HomeHairstyleIs it possible to be “addicted” to tattoos like Sam Smith
Is it possible to be “addicted” to tattoos like Sam Smith
December 12, 2022
Sam Smith has shared that they think they might be “addicted” to tattoos, having a body ink count of over 35.
The 30-year-old singer – who prefers to use the gender pronoun ‘they’ – performed at Capital FM’s Jingle Bell Ball with Barclaycard this weekend and discussed the subject of tattoos in a backstage chat with presenter Roman Kemp.
In response to Kemp saying Smith’s fans commented on his body art, the star discussed some of their recent inkings.
“I went on the chest… It was intense, but it was good. We were listening to a lot of pop music and it was fun and we had a lot of fun,” they revealed. “I was just eating Cheetos, just getting in the mood.”
Kemp then asked what the star had tattooed on her body, to which Smith replied, “It says ‘romance’ on my stomach. And then my anchor on my chest. I’m addicted now.

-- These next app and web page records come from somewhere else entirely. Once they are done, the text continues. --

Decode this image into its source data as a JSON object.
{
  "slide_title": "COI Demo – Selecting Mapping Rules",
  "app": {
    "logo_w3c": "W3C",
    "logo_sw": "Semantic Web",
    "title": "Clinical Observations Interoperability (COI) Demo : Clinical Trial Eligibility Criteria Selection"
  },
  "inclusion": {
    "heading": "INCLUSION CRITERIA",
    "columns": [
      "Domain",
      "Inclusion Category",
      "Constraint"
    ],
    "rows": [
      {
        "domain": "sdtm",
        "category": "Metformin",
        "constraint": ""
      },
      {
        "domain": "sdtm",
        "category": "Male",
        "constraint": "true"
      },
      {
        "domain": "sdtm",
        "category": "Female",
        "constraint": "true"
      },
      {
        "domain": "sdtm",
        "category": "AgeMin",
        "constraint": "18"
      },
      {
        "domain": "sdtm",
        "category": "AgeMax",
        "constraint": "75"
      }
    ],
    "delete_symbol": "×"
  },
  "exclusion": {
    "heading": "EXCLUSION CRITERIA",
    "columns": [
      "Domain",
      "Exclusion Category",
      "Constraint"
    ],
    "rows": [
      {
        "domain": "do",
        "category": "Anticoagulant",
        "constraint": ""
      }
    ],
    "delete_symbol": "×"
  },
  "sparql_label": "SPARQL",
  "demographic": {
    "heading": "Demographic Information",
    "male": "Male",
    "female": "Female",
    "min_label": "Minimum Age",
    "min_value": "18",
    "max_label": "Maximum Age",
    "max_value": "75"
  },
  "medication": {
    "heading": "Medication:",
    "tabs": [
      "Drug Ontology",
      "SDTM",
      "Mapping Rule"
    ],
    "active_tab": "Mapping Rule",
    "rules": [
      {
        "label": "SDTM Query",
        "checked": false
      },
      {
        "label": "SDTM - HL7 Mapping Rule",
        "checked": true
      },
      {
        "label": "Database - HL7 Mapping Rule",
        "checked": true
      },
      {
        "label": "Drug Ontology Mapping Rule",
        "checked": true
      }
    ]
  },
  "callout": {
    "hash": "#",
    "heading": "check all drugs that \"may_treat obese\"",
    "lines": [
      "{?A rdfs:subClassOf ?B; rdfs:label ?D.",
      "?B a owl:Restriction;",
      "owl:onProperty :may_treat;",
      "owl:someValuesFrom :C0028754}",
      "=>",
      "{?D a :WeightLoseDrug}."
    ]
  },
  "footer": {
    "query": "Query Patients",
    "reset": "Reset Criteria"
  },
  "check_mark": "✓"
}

I’m 35 – more tattoos.”
Smith often shares their new inkings with her social media followers and has previously discussed some of the meanings behind her tattoos.
In 2017, they revealed to Heart Radio presenters Emma Bunton and Jamie Theakston their tattoo of an ice cream on their leg, admitting at the time: “I have like ice cream on my ankle and I don’t know why it’s there,” they revealed.
Read more: Lottie Moss reveals new ‘lover’ face tattoo in TikTok post
Last year, Smith seemed to hint that one of their inking was done to reflect their gender identity having come out as non-binary in 2019 and explaining that they were changing their pronouns into them.
Their new arm inking seems to reflect this, as it features a shirtless cropped figure posing in front of a mirror, while wearing high heels.
The snap was posted to Instagram by tattoo and piercing shop The London Social, along with another of Smith alongside tattoo artist Miles Langford.
Despite so much ink, Smith also revealed he has no plans to slow down anytime soon.
“When I’m 70, I think I’ll have one on my face,” they told PEOPLE. “Throughout my life I’m just going to stock up and when I’m 70 I’ll probably have something here,” Smith said, pointing to their left cheek. They noted that it would be something “small”.
“And then 80th will be like, ‘Woah!'” Smith added.
Smith isn’t the only celebrity to have hinted that she might have an addiction to ink.
Fearne Cotton also opened up about his love of tattoos on The Johnathan Ross Show. The TV presenter told the chat show host: “Seriously, if I wasn’t on TV I would have tattoos all over my body. I would go crazy. I’m addicted to tattoos. I love the look, the process, the feeling of ‘Yes! I didn’t pass out, I just achieved something’.”
Meanwhile, David Beckham is believed to have over 40 inks on his body, and while there’s no suggestion he’s “addicted” to tattoos, he’s clearly a fan of body art.
Look: Sam Smith arrives at Capital’s Jingle Bell Ball
Read more: Bride and groom devastated after getting canceled wedding date tattooed on their arms
Is it really possible to get addicted to tattoos?
According to psychology professor Viren Swami, of Anglia Ruskin University, tattoo addiction does not exist.
“Addiction is a very broad term,” he told the Guardian. “You can be addicted to the pain, or the pleasure of people commenting on the tattoos, or the pleasure of the artwork.”
He believes that there is another feeling at play, which can blur the feelings of addition.
“When someone gets a tattoo for the first time, their body image temporarily improves and they feel more unique,” he explains.
Read more: Five facts about the history of tattoos
A fan of tattoos himself, Abbas Kanani, a pharmacist at online pharmacy Chemist Click, offered his own thoughts on tattoo “addiction” to Yahoo UK.
“There are scientific claims that the chemicals released to deal with the pain of a tattoo are adrenaline and endorphins,” he explains. “The short bursts of these chemicals, along with the excitement of getting tattooed, may associate tattoos with a pleasurable feeling.”
But speaking from her own experience, Kanani thinks there are other emotions at play that keep tattoo ‘addicts’ coming back.
“It’s probably the novelty of a new tattoo that fades and the desire to get another one to achieve the same level of satisfaction,” he suggests. “Whether it’s to feel alive, or to seek validation and attention from others, it’s not really a case of addiction from a scientific point of view.
“It’s more about the change in appearance of a body part, the meaning attached to tattoos, or the attention that comes with a new tattoo, that makes people want more.”